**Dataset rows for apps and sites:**
☆ ☆ ☆ ☆ ☆
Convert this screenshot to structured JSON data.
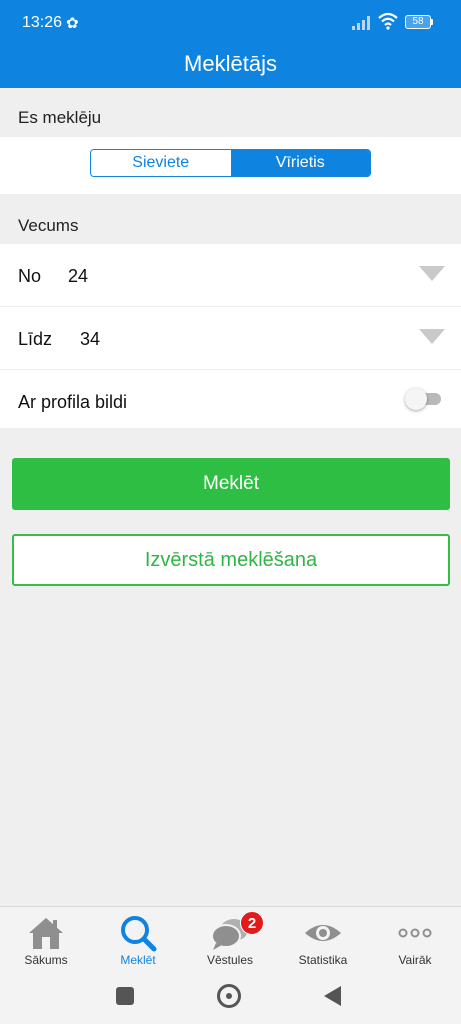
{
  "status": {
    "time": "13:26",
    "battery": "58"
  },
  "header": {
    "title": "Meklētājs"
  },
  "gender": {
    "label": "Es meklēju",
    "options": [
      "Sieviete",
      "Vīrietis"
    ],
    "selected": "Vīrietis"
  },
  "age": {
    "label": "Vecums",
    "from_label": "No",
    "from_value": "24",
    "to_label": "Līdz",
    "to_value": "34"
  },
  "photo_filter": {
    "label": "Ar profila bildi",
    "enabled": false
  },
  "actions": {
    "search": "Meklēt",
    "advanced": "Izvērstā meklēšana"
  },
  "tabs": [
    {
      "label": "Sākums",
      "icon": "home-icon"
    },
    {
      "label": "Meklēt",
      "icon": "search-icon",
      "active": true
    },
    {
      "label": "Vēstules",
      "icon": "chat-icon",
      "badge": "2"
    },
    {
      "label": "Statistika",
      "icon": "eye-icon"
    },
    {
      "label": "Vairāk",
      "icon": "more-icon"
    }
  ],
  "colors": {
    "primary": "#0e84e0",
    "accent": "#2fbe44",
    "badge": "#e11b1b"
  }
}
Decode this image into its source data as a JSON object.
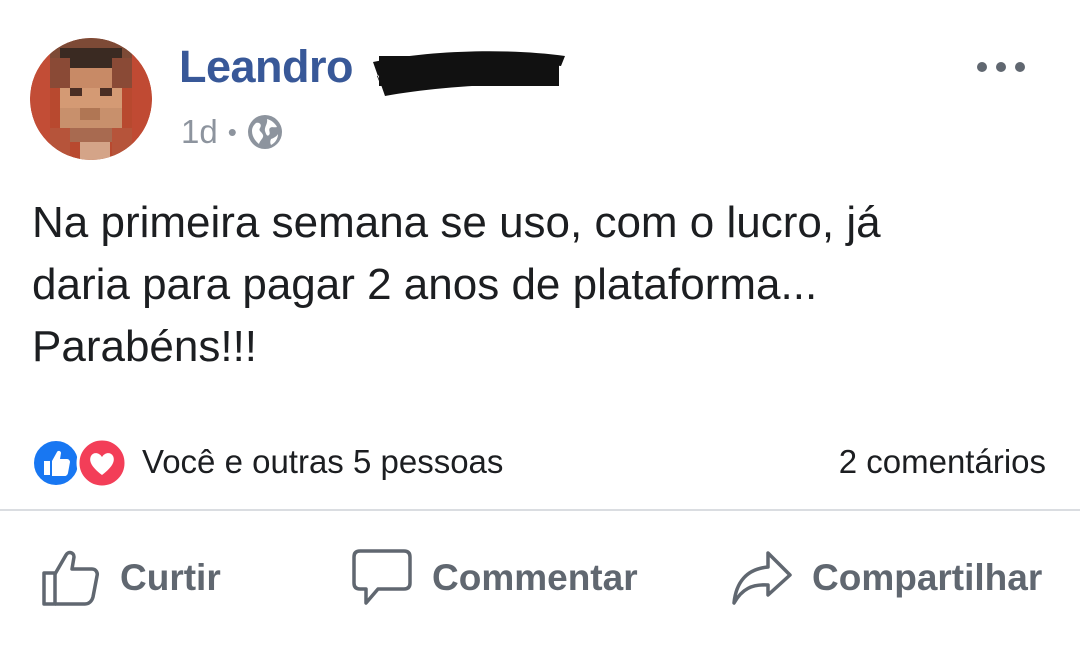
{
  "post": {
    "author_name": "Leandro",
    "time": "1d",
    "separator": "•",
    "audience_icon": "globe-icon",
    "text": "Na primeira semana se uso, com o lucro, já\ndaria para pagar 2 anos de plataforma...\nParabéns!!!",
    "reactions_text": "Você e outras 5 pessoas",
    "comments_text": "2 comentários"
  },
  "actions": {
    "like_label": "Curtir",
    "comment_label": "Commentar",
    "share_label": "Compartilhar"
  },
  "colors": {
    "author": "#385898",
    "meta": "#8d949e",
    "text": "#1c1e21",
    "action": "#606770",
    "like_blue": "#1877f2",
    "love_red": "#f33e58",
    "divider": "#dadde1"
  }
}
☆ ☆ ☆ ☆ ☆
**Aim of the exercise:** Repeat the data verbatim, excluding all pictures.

**Reply to the task:**
Convert this screenshot to structured JSON data.
{
  "status": {
    "time": "13:26",
    "battery": "58"
  },
  "header": {
    "title": "Meklētājs"
  },
  "gender": {
    "label": "Es meklēju",
    "options": [
      "Sieviete",
      "Vīrietis"
    ],
    "selected": "Vīrietis"
  },
  "age": {
    "label": "Vecums",
    "from_label": "No",
    "from_value": "24",
    "to_label": "Līdz",
    "to_value": "34"
  },
  "photo_filter": {
    "label": "Ar profila bildi",
    "enabled": false
  },
  "actions": {
    "search": "Meklēt",
    "advanced": "Izvērstā meklēšana"
  },
  "tabs": [
    {
      "label": "Sākums",
      "icon": "home-icon"
    },
    {
      "label": "Meklēt",
      "icon": "search-icon",
      "active": true
    },
    {
      "label": "Vēstules",
      "icon": "chat-icon",
      "badge": "2"
    },
    {
      "label": "Statistika",
      "icon": "eye-icon"
    },
    {
      "label": "Vairāk",
      "icon": "more-icon"
    }
  ],
  "colors": {
    "primary": "#0e84e0",
    "accent": "#2fbe44",
    "badge": "#e11b1b"
  }
}
Decode this image into its source data as a JSON object.
{
  "post": {
    "author_name": "Leandro",
    "time": "1d",
    "separator": "•",
    "audience_icon": "globe-icon",
    "text": "Na primeira semana se uso, com o lucro, já\ndaria para pagar 2 anos de plataforma...\nParabéns!!!",
    "reactions_text": "Você e outras 5 pessoas",
    "comments_text": "2 comentários"
  },
  "actions": {
    "like_label": "Curtir",
    "comment_label": "Commentar",
    "share_label": "Compartilhar"
  },
  "colors": {
    "author": "#385898",
    "meta": "#8d949e",
    "text": "#1c1e21",
    "action": "#606770",
    "like_blue": "#1877f2",
    "love_red": "#f33e58",
    "divider": "#dadde1"
  }
}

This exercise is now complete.